ENTRIES PROVIDED =
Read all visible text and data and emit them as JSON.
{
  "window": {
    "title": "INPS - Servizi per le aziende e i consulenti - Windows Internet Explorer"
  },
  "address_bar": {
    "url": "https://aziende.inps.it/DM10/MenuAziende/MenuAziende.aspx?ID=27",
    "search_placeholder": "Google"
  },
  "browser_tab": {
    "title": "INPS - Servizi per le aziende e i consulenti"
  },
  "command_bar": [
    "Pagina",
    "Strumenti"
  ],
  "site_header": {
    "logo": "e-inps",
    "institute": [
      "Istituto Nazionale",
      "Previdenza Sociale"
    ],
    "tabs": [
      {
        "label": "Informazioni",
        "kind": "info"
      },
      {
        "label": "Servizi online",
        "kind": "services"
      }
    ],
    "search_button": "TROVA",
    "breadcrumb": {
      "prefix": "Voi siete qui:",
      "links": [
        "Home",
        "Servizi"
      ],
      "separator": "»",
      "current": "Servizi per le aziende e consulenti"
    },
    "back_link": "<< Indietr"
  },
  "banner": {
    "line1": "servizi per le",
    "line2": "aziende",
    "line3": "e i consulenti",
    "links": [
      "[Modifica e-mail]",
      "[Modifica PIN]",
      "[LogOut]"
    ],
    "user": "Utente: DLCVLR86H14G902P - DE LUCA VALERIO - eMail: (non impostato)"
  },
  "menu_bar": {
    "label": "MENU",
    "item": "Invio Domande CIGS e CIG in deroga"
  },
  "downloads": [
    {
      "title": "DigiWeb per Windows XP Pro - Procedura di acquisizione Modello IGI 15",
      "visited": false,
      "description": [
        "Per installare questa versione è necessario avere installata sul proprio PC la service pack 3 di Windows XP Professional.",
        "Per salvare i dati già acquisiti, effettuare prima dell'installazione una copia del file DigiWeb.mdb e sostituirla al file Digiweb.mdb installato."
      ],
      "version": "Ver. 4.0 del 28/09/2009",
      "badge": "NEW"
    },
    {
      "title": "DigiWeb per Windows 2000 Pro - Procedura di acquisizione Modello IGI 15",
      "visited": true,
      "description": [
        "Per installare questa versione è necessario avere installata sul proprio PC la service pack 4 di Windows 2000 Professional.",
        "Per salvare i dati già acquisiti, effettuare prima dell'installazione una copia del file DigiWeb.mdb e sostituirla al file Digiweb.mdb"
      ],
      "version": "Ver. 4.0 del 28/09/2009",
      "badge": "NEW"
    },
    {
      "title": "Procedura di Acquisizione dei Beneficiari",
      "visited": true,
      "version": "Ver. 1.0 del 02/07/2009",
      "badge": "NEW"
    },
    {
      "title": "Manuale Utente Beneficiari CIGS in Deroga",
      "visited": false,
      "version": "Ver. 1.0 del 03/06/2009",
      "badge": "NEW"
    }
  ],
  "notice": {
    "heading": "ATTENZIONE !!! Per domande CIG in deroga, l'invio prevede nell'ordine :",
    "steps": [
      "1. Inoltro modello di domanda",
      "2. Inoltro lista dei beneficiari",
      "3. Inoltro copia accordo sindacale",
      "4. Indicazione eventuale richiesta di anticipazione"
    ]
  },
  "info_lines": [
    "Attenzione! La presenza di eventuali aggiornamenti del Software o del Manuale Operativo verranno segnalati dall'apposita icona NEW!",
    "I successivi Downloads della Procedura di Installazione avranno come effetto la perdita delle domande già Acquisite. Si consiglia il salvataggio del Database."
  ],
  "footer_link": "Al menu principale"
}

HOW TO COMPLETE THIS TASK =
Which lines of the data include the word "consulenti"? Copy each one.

TASK SOLUTION =
    "title": "INPS - Servizi per le aziende e i consulenti - Windows Internet Explorer"
    "title": "INPS - Servizi per le aziende e i consulenti"
      "current": "Servizi per le aziende e consulenti"
    "line3": "e i consulenti",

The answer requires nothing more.